Phil Falcone has a net worth of $2.2 billion. He rose from a childhood of extreme poverty.
Lloyd Blankfein, son of a postal worker, has been paid $137.74 million as compensation over the last five years.
Falcone invested in hedge funds and Lloyd Blankfein hitched on an investment banking ship. The investment world is replete with experiences of people creating fortunes with investments in hedge funds and smart asset management. The list is unending and is followed by many well- heeled names including Glenn Dubin, Leon Cooperman, T. Boone Pickens and George Soros. In all probability every other rag to riches tale (if not all of them) is an asset management accomplishment.
Human ambition is insatiable. With swelling profits from investments over the years investor demands too have spiked. Now, in addition to startling profits, they expect lower fees and less time to achieve the same. Few have figured out their way up but most are still juggling with infinite sets of permutations and combinations.
But laziness has always been a costly affair.
Conventionally, Asset Managers were in a habit of creating strategies based on tried and tested data, hoping and craving for similar results to reappear. Those who had deviated from this track had often taken the arbitrary route that lacked in definite direction and was paved with obvious pitfalls of judgment mistakes, discipline breakdowns and risk management. Asset Managers realize it too. 60% of Asset and Wealth Managers are afraid of losing their business to emerging Fintech companies. But time has shown us that some of the best opportunities come in the guise of threats.
Traditional methods have failed and both first-time investors and seasoned veterans, and now they are keeping their hands off from both hocus-pocus and serendipities. They seem to be yelling at top of their voices on three-story high amplifiers “Show me the money” and “Show me the way”.
The way things have turned up we wouldn’t even think of the consequences if AI and Blockchain wouldn’t have arrived. These technologies have diverted the asset management tracks from lunacy to careful forethought. A savior descended right on time. Edgar Radjabli, the Managing Partner of Apis Capital Management, said “higher net worth investors who can invest in hedge funds are looking for funds that significantly and consistently outperform the market. To do so, those asset managers need to develop strategies that are more advanced than ever, and that is where AI comes in.” Apis Capital Management is an asset management company that is using blockchain and AI to make everyday decisions.

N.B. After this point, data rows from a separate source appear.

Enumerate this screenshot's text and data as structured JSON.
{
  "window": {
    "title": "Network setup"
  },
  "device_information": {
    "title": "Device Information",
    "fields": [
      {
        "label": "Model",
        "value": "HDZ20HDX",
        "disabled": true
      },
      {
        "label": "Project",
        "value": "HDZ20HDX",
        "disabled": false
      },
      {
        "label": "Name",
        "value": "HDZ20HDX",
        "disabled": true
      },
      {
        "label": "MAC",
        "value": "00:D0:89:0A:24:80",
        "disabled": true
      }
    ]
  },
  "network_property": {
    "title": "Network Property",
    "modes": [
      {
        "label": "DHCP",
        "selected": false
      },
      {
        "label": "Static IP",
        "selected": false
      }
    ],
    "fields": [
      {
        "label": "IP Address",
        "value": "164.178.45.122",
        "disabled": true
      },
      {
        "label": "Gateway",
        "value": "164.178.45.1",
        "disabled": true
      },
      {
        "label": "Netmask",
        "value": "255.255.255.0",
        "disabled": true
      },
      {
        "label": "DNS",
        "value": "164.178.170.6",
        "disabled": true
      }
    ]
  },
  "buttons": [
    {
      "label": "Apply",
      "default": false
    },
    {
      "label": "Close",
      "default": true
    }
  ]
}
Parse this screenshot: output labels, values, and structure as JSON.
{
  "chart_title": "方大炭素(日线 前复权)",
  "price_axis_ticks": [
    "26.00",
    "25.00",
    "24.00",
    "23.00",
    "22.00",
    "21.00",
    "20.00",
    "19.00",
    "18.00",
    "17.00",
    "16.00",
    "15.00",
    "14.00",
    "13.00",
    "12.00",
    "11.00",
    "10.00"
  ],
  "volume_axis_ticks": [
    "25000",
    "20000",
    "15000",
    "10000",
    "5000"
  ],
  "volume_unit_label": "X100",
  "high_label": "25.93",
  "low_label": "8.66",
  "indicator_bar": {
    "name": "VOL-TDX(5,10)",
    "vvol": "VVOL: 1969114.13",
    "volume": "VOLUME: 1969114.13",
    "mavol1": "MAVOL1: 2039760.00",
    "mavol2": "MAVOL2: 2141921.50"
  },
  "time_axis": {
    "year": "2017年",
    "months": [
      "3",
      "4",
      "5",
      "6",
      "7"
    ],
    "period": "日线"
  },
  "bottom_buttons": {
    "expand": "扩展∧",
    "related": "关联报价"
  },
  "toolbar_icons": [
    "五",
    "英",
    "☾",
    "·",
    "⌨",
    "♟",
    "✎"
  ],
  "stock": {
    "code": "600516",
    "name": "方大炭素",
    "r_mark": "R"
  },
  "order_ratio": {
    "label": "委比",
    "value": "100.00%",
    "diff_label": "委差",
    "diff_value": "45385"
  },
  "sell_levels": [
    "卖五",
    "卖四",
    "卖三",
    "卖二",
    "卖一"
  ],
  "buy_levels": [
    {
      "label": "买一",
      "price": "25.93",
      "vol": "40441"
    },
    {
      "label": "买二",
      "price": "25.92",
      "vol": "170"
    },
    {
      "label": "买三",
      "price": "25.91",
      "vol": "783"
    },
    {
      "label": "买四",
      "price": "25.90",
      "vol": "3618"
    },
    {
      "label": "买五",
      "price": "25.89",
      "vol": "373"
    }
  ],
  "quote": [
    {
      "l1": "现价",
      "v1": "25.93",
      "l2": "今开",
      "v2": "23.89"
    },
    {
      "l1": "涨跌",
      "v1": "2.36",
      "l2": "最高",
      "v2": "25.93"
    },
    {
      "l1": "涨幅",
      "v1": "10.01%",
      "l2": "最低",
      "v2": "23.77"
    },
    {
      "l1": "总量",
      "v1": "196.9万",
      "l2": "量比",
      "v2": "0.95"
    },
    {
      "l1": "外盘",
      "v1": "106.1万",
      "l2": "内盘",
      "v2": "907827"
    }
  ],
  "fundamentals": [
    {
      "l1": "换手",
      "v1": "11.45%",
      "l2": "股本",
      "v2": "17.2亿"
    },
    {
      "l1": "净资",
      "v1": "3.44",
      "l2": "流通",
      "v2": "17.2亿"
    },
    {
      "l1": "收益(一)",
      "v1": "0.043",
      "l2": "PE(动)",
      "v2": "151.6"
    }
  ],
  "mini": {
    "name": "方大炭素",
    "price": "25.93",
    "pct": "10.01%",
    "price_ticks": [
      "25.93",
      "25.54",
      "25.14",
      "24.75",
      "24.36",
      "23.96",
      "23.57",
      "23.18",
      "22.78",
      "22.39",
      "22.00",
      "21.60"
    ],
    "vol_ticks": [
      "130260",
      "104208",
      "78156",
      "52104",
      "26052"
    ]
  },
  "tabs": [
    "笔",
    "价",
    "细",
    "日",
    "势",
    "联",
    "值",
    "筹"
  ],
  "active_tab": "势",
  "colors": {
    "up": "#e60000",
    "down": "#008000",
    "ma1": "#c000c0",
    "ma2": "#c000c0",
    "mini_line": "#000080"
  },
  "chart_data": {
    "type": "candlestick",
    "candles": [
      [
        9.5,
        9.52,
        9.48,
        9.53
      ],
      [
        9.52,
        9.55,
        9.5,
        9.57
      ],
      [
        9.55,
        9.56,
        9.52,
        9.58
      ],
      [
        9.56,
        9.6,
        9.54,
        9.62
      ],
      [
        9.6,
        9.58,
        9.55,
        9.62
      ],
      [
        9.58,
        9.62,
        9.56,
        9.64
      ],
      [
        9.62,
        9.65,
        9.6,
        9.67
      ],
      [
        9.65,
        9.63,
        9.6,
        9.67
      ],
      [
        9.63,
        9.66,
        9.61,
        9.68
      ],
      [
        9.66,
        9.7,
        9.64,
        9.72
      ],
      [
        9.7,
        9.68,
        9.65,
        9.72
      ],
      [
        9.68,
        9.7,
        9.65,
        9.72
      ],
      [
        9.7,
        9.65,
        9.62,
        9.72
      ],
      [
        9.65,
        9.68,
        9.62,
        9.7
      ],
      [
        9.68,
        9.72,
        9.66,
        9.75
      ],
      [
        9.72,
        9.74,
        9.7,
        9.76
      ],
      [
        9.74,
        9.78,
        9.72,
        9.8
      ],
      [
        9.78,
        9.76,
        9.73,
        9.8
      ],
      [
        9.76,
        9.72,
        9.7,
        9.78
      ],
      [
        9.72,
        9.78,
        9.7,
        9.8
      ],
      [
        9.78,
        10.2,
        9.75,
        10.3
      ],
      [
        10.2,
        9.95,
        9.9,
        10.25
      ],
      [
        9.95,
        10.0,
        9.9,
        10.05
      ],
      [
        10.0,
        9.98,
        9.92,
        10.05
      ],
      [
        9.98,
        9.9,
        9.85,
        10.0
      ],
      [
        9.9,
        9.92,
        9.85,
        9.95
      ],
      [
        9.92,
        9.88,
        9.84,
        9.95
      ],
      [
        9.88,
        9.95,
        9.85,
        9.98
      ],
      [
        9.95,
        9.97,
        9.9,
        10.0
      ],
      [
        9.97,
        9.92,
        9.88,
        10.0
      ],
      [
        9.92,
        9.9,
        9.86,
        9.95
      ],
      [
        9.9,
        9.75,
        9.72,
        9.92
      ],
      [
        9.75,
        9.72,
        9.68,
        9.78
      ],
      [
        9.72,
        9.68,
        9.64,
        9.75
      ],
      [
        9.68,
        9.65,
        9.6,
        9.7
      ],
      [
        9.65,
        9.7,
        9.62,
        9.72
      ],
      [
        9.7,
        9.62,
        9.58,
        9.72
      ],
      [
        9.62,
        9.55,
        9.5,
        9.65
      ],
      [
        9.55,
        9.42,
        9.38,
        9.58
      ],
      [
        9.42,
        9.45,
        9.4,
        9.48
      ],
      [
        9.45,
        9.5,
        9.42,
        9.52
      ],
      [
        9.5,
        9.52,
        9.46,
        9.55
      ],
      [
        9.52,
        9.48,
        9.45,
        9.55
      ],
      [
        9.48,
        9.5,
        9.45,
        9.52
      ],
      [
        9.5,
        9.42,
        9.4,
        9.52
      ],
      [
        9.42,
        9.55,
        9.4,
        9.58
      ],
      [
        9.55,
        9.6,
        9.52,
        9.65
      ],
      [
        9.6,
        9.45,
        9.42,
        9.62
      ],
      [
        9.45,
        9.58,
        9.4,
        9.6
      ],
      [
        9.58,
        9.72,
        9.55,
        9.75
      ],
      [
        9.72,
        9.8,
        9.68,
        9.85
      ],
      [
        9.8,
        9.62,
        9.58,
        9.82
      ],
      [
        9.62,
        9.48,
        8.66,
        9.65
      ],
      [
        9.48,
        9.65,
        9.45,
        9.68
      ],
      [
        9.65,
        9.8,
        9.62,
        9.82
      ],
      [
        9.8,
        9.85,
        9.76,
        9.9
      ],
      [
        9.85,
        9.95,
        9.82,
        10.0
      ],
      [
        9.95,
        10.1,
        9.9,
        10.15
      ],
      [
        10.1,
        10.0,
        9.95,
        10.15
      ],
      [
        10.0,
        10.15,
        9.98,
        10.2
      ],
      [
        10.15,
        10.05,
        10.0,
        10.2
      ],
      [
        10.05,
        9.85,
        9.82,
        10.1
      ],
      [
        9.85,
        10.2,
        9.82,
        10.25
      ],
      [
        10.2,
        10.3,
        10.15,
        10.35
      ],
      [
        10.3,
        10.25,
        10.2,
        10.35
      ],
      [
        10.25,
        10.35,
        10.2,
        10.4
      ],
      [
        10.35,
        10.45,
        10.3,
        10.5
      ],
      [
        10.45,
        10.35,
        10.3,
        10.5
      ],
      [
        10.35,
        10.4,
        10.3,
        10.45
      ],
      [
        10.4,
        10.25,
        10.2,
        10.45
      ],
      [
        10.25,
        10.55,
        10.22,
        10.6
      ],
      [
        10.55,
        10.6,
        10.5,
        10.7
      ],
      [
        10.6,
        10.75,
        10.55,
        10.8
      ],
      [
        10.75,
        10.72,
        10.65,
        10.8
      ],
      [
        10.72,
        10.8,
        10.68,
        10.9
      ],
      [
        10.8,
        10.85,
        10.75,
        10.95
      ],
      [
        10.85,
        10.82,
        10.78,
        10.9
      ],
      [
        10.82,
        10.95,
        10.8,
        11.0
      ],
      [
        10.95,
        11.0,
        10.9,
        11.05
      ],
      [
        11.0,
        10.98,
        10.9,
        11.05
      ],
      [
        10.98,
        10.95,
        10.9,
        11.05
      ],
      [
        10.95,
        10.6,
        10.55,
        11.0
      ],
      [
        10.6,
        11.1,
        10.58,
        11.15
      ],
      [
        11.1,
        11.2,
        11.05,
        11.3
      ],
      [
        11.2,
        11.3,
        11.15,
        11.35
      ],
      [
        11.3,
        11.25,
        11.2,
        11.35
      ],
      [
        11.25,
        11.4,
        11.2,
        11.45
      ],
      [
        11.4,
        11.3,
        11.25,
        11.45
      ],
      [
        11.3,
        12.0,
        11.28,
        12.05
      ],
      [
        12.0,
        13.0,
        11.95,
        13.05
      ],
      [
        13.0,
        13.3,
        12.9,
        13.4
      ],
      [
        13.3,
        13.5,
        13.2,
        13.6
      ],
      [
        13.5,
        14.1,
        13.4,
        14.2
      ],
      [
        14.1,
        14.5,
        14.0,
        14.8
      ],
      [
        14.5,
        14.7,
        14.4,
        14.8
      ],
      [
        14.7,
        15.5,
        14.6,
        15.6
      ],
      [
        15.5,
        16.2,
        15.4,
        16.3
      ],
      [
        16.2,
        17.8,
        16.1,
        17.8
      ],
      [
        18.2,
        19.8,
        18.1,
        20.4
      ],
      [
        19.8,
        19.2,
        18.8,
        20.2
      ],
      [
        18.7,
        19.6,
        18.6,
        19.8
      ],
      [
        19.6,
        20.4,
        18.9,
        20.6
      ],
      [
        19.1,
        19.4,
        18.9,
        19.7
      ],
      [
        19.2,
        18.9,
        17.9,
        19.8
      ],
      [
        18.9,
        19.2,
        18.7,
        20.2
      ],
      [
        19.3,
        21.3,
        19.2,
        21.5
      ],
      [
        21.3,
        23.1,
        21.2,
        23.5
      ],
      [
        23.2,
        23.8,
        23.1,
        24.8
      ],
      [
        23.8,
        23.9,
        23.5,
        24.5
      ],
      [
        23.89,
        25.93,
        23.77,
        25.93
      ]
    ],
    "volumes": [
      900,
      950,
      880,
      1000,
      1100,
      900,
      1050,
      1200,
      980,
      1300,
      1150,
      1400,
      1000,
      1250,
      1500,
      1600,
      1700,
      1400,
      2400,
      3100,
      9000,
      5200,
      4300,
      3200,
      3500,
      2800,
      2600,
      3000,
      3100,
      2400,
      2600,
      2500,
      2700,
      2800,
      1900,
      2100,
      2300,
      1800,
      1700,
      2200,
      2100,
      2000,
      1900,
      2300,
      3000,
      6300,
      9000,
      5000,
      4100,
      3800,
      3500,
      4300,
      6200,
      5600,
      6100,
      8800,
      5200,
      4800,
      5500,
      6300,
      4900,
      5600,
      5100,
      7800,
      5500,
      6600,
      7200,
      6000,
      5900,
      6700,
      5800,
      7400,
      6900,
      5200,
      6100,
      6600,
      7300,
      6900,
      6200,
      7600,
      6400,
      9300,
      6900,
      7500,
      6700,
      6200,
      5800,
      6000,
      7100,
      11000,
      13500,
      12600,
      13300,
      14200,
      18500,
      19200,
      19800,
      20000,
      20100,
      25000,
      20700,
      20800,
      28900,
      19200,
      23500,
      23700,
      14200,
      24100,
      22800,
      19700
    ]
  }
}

When it comes to financial transactions, trust is paramount and who can foster trust better than blockchain. A harbinger of the Third Wave, blockchain is assisting in facilitating new-age administrative models. Traditionally this was done with the use of a third party administrator. Among other limitations was the difficulty in monitoring many shareholders. Blockchain protocols enable the investor to manage diverse Asset Tokens from a single account.
Here’s how this can be done:
The user opens a new account→ A smart contract is generated→ Blockchain does a record check and approves/ disapproves the account→ Approved accounts get documentation link→ Details of new financial relationship are captured→ App secures funding through automated transfers
Along with the operational efficiency come increase security, speed, faster client onboarding and regulatory compliance. Smart contracts automate certain crucial tasks and make the process smooth and swift.
Whether AI will augment financial advisors work or it will replace them completely is something that is yet to be seen. For now, big Wall Street labels like Morgan Stanley are using it. The company’s Next Best Action initiative uses machine learning to evaluate emails, texts and other documents from clients to arrive at suggestions. This gist is then floated to its 15,000 financial advisors and 20,000 employees. The tool also helps notify the company’s clients when their stock is downgraded by Morgan Stanley. One important benefit that has emerged out of Next Best Action is that the financial advisors now have more time in their hands and can use the same for forging better relationship with their clients.
Wealthfront with its application named Path is giving retirement solutions to its clients. The feature suggests when its clients can retire, how much home expenditure they can make and which neighborhoods they can afford to live in.
An unprecedented trend has cropped up and now according to Wealthfront the average client with age around 32 actually prefers non-human contact. Avaamo had a similar experience to share when its clients preferred virtual assistants saying “Hey, we like the virtual assistant because it doesn’t lie. It’s not trying to sell me something. It’s very factual.”
Whether technology will replace Asset Managers is yet to be seen. Experts say we will have a fair idea by 2030. Until then, Asset Management will continue to be the Shangri-La of the aspiring. Blockchain and AI give us the hope that this fabled Eden could be very real and very gettable. So we would like to believe.